[Items from a dataset]
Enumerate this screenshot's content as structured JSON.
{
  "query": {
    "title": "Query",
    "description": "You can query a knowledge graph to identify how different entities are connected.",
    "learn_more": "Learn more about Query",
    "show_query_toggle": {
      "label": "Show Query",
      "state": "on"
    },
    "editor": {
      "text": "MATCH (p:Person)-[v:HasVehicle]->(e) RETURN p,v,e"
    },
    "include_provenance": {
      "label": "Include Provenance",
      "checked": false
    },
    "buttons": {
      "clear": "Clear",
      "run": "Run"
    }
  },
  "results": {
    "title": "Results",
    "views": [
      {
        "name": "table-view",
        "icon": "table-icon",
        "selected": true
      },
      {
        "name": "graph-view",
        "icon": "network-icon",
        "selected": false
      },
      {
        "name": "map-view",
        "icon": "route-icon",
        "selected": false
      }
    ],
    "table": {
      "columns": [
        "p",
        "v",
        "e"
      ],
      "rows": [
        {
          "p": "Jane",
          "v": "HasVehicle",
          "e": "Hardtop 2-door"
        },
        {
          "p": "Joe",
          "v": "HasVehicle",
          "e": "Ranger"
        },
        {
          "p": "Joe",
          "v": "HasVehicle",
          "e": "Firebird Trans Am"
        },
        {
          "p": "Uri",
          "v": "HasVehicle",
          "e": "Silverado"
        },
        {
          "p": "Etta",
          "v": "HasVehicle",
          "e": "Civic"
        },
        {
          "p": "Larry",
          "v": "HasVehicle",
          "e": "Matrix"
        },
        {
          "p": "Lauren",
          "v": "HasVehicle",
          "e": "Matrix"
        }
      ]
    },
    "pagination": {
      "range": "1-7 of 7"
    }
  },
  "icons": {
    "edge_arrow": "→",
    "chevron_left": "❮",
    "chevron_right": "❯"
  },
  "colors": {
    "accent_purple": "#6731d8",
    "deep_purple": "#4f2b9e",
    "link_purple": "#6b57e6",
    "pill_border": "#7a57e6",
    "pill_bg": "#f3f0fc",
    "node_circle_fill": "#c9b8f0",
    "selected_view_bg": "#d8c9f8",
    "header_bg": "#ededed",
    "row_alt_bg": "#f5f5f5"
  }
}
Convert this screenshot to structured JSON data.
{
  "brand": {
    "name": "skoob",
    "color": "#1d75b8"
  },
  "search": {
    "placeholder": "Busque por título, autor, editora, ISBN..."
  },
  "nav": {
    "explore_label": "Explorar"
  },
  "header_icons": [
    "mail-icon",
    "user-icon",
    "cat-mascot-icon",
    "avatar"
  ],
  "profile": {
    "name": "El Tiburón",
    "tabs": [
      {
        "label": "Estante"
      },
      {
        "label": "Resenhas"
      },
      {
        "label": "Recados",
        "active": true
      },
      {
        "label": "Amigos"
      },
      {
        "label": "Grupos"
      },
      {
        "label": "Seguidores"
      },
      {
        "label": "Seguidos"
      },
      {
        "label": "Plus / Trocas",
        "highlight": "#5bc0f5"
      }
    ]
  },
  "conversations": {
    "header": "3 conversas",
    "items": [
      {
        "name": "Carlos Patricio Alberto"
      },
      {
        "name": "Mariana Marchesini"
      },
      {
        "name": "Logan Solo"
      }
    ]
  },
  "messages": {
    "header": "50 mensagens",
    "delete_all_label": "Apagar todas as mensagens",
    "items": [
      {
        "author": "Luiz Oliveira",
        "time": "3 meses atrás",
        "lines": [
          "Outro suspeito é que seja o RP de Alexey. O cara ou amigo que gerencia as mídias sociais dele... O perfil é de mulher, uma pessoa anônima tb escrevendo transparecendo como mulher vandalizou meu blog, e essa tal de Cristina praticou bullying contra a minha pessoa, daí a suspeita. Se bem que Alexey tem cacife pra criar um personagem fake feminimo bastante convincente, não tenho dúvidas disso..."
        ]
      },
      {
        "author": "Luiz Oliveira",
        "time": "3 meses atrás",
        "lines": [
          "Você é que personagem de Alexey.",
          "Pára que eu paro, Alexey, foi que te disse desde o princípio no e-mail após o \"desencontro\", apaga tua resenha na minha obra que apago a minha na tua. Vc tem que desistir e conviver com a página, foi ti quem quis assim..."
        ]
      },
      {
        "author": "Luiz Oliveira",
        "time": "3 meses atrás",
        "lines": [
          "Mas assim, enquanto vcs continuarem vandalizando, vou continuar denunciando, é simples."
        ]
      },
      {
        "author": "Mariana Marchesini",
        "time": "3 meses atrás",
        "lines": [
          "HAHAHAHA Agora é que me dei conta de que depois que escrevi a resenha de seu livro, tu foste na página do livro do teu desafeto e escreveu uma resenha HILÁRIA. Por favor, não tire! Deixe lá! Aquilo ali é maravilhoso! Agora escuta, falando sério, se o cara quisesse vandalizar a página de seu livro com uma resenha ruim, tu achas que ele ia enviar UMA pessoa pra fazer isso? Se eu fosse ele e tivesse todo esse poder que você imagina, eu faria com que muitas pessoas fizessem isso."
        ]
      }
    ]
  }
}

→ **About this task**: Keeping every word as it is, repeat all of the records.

→ **Response box**:
Enumerate this screenshot's content as structured JSON.
{
  "query": {
    "title": "Query",
    "description": "You can query a knowledge graph to identify how different entities are connected.",
    "learn_more": "Learn more about Query",
    "show_query_toggle": {
      "label": "Show Query",
      "state": "on"
    },
    "editor": {
      "text": "MATCH (p:Person)-[v:HasVehicle]->(e) RETURN p,v,e"
    },
    "include_provenance": {
      "label": "Include Provenance",
      "checked": false
    },
    "buttons": {
      "clear": "Clear",
      "run": "Run"
    }
  },
  "results": {
    "title": "Results",
    "views": [
      {
        "name": "table-view",
        "icon": "table-icon",
        "selected": true
      },
      {
        "name": "graph-view",
        "icon": "network-icon",
        "selected": false
      },
      {
        "name": "map-view",
        "icon": "route-icon",
        "selected": false
      }
    ],
    "table": {
      "columns": [
        "p",
        "v",
        "e"
      ],
      "rows": [
        {
          "p": "Jane",
          "v": "HasVehicle",
          "e": "Hardtop 2-door"
        },
        {
          "p": "Joe",
          "v": "HasVehicle",
          "e": "Ranger"
        },
        {
          "p": "Joe",
          "v": "HasVehicle",
          "e": "Firebird Trans Am"
        },
        {
          "p": "Uri",
          "v": "HasVehicle",
          "e": "Silverado"
        },
        {
          "p": "Etta",
          "v": "HasVehicle",
          "e": "Civic"
        },
        {
          "p": "Larry",
          "v": "HasVehicle",
          "e": "Matrix"
        },
        {
          "p": "Lauren",
          "v": "HasVehicle",
          "e": "Matrix"
        }
      ]
    },
    "pagination": {
      "range": "1-7 of 7"
    }
  },
  "icons": {
    "edge_arrow": "→",
    "chevron_left": "❮",
    "chevron_right": "❯"
  },
  "colors": {
    "accent_purple": "#6731d8",
    "deep_purple": "#4f2b9e",
    "link_purple": "#6b57e6",
    "pill_border": "#7a57e6",
    "pill_bg": "#f3f0fc",
    "node_circle_fill": "#c9b8f0",
    "selected_view_bg": "#d8c9f8",
    "header_bg": "#ededed",
    "row_alt_bg": "#f5f5f5"
  }
}
Convert this screenshot to structured JSON data.
{
  "brand": {
    "name": "skoob",
    "color": "#1d75b8"
  },
  "search": {
    "placeholder": "Busque por título, autor, editora, ISBN..."
  },
  "nav": {
    "explore_label": "Explorar"
  },
  "header_icons": [
    "mail-icon",
    "user-icon",
    "cat-mascot-icon",
    "avatar"
  ],
  "profile": {
    "name": "El Tiburón",
    "tabs": [
      {
        "label": "Estante"
      },
      {
        "label": "Resenhas"
      },
      {
        "label": "Recados",
        "active": true
      },
      {
        "label": "Amigos"
      },
      {
        "label": "Grupos"
      },
      {
        "label": "Seguidores"
      },
      {
        "label": "Seguidos"
      },
      {
        "label": "Plus / Trocas",
        "highlight": "#5bc0f5"
      }
    ]
  },
  "conversations": {
    "header": "3 conversas",
    "items": [
      {
        "name": "Carlos Patricio Alberto"
      },
      {
        "name": "Mariana Marchesini"
      },
      {
        "name": "Logan Solo"
      }
    ]
  },
  "messages": {
    "header": "50 mensagens",
    "delete_all_label": "Apagar todas as mensagens",
    "items": [
      {
        "author": "Luiz Oliveira",
        "time": "3 meses atrás",
        "lines": [
          "Outro suspeito é que seja o RP de Alexey. O cara ou amigo que gerencia as mídias sociais dele... O perfil é de mulher, uma pessoa anônima tb escrevendo transparecendo como mulher vandalizou meu blog, e essa tal de Cristina praticou bullying contra a minha pessoa, daí a suspeita. Se bem que Alexey tem cacife pra criar um personagem fake feminimo bastante convincente, não tenho dúvidas disso..."
        ]
      },
      {
        "author": "Luiz Oliveira",
        "time": "3 meses atrás",
        "lines": [
          "Você é que personagem de Alexey.",
          "Pára que eu paro, Alexey, foi que te disse desde o princípio no e-mail após o \"desencontro\", apaga tua resenha na minha obra que apago a minha na tua. Vc tem que desistir e conviver com a página, foi ti quem quis assim..."
        ]
      },
      {
        "author": "Luiz Oliveira",
        "time": "3 meses atrás",
        "lines": [
          "Mas assim, enquanto vcs continuarem vandalizando, vou continuar denunciando, é simples."
        ]
      },
      {
        "author": "Mariana Marchesini",
        "time": "3 meses atrás",
        "lines": [
          "HAHAHAHA Agora é que me dei conta de que depois que escrevi a resenha de seu livro, tu foste na página do livro do teu desafeto e escreveu uma resenha HILÁRIA. Por favor, não tire! Deixe lá! Aquilo ali é maravilhoso! Agora escuta, falando sério, se o cara quisesse vandalizar a página de seu livro com uma resenha ruim, tu achas que ele ia enviar UMA pessoa pra fazer isso? Se eu fosse ele e tivesse todo esse poder que você imagina, eu faria com que muitas pessoas fizessem isso."
        ]
      }
    ]
  }
}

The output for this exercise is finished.